*** Begin section ***
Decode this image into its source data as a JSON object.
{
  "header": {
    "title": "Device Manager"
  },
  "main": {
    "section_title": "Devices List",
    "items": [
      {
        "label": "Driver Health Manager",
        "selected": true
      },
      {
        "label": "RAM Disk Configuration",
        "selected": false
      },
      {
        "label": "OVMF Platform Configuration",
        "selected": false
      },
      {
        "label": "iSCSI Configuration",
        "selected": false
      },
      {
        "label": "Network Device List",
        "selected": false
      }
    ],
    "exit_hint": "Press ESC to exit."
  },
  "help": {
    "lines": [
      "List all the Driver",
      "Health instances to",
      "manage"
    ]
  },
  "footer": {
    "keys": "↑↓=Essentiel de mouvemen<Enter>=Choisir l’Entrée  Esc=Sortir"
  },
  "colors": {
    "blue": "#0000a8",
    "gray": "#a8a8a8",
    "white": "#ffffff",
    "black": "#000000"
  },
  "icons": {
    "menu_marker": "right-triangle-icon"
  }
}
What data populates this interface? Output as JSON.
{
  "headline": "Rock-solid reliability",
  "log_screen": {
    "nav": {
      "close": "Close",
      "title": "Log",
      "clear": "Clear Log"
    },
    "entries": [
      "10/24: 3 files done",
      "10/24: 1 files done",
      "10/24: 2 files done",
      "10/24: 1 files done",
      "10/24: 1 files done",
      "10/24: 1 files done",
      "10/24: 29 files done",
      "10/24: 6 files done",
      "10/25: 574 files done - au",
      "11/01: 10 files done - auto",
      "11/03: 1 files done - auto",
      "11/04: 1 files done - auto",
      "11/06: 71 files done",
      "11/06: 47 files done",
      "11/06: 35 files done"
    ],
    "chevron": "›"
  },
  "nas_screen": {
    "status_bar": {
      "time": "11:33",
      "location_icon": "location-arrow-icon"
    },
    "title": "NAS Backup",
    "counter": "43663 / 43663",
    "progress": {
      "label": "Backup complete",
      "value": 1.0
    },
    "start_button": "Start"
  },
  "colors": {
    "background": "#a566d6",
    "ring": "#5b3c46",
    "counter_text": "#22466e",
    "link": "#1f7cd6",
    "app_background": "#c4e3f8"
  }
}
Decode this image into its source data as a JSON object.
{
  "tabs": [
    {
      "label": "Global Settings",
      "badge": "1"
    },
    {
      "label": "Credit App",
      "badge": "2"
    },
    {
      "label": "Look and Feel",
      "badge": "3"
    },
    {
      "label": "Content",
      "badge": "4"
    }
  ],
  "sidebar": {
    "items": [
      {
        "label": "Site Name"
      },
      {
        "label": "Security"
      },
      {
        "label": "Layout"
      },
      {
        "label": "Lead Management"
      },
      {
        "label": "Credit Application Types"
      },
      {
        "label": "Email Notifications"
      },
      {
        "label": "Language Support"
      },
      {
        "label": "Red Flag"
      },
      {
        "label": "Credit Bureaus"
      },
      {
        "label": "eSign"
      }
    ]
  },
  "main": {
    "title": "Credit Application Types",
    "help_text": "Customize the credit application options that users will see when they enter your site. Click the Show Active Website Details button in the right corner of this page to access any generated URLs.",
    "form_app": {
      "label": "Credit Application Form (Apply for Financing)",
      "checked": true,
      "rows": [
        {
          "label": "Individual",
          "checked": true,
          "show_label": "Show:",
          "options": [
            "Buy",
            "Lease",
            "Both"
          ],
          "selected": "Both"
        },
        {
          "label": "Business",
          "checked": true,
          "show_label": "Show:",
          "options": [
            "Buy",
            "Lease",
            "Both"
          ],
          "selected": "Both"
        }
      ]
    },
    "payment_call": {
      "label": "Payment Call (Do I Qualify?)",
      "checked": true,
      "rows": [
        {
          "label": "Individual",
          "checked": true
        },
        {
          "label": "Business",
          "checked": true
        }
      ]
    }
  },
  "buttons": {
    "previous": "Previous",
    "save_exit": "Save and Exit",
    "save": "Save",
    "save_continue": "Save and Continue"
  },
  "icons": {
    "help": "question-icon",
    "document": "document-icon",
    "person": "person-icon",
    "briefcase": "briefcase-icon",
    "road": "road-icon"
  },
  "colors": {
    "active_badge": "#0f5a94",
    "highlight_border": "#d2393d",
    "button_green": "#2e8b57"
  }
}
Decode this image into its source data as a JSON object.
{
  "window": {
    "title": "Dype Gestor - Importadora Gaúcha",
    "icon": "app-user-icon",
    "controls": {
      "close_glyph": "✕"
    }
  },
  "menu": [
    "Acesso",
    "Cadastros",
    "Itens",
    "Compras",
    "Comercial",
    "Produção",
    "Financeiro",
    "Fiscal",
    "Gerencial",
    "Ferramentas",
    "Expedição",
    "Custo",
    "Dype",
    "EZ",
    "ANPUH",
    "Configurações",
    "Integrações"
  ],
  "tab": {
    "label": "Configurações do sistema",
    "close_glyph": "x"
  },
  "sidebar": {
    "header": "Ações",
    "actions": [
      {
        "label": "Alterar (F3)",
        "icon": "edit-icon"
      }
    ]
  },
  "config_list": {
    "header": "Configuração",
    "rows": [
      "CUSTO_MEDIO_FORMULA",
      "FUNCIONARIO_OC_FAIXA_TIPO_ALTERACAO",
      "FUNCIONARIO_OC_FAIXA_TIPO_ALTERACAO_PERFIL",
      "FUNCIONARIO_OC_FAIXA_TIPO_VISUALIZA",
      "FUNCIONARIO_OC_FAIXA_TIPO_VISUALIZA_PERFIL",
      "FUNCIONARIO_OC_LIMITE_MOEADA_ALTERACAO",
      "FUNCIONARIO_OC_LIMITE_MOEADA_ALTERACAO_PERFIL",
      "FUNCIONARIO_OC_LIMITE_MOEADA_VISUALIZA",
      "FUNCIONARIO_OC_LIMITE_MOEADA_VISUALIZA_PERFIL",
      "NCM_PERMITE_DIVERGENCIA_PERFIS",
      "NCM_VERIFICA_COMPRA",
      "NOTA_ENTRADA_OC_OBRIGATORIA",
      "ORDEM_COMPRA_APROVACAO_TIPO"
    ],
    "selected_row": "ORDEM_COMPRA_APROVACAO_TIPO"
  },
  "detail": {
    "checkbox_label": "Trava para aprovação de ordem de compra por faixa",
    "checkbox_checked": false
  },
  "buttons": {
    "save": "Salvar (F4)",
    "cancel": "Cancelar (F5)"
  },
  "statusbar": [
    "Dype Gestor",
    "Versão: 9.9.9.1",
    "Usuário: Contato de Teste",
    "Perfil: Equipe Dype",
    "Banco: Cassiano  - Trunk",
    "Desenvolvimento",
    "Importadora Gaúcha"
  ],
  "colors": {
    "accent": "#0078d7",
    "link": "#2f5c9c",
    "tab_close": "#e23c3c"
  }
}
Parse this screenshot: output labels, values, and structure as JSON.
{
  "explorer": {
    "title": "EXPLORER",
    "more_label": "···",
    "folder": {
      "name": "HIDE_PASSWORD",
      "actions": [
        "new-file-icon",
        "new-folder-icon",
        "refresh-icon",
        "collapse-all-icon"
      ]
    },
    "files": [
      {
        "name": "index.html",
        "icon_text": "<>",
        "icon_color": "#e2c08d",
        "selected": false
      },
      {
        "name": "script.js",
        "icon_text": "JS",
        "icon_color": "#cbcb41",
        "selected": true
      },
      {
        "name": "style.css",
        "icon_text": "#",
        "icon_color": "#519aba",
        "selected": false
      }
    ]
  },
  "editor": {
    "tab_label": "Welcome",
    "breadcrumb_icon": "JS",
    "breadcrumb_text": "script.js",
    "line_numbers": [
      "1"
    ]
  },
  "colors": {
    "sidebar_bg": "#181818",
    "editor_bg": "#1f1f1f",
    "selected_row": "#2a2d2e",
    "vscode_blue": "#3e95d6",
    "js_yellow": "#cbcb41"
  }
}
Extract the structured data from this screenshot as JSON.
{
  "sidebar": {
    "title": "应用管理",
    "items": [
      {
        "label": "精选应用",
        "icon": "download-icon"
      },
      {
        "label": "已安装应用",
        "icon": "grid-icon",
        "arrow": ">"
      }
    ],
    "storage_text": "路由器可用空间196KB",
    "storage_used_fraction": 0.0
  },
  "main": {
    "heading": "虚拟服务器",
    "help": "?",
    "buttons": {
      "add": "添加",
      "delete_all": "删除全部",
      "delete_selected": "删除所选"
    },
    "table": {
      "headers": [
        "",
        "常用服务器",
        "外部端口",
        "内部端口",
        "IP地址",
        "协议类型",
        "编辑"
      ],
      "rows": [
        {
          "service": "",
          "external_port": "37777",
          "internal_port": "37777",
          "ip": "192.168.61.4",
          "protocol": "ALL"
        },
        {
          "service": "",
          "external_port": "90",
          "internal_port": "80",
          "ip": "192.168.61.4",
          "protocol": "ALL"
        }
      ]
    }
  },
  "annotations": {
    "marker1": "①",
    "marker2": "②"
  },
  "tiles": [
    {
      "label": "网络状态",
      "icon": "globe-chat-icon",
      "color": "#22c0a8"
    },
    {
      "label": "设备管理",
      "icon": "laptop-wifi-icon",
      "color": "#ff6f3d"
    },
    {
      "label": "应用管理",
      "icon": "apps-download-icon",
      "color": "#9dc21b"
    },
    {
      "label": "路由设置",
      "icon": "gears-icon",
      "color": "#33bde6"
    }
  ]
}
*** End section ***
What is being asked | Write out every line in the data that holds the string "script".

Output of the exercise |
        "name": "script.js",
    "breadcrumb_text": "script.js",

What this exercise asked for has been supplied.